“Then there’s also actually some risk because there will also be other species that may move into the water,” Cheung said. “So the risk is that may disrupt some of the ecosystem dynamics, which is quite difficult to predict.”
A load of shark sightings this summer off Nova Scotia might be a harbinger of things to come. “That’s what we actually expect,” Cheung said, “because a lot of those sharks are more warm-water-associated.”
Nearly two-thirds of the world’s oceans are considered high seas.
“There are a handful of countries that have big fishing fleets operating in the high seas,” Cheung said, noting those include Japan, South Korea, Taiwan, Spain, Chile and China.
The majority of the fishing fleets around the world are coastal fisheries, he said.
“For example, in many of the fisheries in Nova Scotia, they are actually fishing in Canadian water. They don't go out to the high seas to get lobster or things like that,” Cheung said.
Less than 0.1 per cent of the world’s catches come from the high seas alone. But stocks that straddle both sides of the border make up about 67 per cent of the world’s catch, he said.
“Those stocks that are only caught in the high seas is a really low number, but then there is a large amount of stocks that are caught both within and outside of the high seas.”
As in most things, rather than halting the high-seas fisheries altogether, achieving a middle ground might be the best anyone can hope for.

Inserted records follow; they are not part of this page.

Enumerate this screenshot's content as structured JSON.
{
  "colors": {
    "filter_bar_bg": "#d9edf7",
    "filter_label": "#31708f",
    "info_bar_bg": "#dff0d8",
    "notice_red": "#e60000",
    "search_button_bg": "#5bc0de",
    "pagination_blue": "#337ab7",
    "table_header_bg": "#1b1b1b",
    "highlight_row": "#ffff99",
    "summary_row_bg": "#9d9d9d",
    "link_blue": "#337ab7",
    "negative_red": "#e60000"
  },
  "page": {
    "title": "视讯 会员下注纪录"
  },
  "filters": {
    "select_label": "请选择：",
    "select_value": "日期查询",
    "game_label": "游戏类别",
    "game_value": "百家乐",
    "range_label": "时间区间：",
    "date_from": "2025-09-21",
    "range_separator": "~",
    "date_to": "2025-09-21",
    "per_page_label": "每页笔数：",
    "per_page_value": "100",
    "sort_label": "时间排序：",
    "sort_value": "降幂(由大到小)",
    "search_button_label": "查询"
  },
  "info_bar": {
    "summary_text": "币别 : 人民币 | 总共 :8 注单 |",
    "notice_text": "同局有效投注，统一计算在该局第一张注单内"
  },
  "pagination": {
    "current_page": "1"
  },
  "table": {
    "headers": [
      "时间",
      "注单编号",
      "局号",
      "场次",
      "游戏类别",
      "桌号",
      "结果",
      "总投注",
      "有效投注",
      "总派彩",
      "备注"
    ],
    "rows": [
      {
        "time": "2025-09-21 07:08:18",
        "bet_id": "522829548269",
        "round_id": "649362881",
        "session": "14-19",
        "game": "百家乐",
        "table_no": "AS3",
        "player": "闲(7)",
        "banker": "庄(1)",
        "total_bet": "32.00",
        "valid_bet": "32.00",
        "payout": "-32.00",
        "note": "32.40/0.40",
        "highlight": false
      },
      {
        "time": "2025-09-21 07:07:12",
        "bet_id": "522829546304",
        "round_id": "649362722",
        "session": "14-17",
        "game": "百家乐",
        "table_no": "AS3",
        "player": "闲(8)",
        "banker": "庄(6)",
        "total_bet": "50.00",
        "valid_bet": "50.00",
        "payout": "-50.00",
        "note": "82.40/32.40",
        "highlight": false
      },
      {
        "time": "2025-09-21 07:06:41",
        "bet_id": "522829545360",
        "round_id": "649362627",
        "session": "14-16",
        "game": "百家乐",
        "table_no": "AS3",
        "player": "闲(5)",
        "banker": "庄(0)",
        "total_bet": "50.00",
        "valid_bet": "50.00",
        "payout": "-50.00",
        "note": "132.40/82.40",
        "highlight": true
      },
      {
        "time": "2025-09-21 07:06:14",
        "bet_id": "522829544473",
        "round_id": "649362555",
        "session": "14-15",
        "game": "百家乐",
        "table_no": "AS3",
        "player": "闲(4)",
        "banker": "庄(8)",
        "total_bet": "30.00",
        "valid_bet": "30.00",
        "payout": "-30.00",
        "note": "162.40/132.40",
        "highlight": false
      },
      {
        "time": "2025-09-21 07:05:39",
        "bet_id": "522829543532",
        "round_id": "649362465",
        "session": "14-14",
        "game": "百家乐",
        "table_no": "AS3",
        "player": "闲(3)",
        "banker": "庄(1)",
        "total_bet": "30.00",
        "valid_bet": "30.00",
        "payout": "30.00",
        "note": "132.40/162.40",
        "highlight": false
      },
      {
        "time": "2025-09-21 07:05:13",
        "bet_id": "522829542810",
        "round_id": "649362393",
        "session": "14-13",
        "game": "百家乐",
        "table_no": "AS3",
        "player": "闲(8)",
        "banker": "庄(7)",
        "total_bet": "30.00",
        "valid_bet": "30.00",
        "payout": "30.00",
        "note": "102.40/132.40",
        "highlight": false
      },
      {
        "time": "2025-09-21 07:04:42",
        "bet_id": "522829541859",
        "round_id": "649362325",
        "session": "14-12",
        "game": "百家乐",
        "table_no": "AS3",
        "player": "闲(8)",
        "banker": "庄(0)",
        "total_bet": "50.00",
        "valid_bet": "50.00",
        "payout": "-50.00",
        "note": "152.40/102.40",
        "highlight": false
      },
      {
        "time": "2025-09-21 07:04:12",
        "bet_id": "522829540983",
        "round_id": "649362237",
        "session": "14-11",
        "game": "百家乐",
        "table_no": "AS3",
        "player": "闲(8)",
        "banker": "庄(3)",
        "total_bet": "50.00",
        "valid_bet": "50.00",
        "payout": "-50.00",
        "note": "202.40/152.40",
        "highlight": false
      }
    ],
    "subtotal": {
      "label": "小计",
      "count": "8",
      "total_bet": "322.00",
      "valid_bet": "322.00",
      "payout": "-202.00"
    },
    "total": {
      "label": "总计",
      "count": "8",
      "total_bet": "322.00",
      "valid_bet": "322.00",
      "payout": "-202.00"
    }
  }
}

“If we say that we consigned the whole high seas from fishing, definitely that would be a really challenging political task to ask for,” Cheung said.
Instead, it might be more practical to set aside certain areas of the high seas where fishing is prohibited such as “particularly critical habitat or migration routes,” he said.
According to Cheung’s new study, there is no panacea.
“Large-scale transformation of international fisheries governance, through co-operatively managing the resources or closing the high seas, would help partially compensate for losses expected from climate change impacts on countries’ seafood production,” it says.
“High-seas closure is also effective in improving equitable sharing of straddling fisheries resources and enhancing fish stock resilience. Residual impacts in many tropical countries remain high even under the best-case scenario (low emission, good fisheries management) by the mid-21st century, highlighting the need for other adaptation measures in addition to transforming fisheries management.
“These may include diversifying the livelihoods undertaken in coastal fishing populations, as well as adaptation to fishing practices, through changing target species or gears. Adaptation funds to assist countries and coastal communities in these regions may be needed to facilitate the development of alternative adaptation pathways.”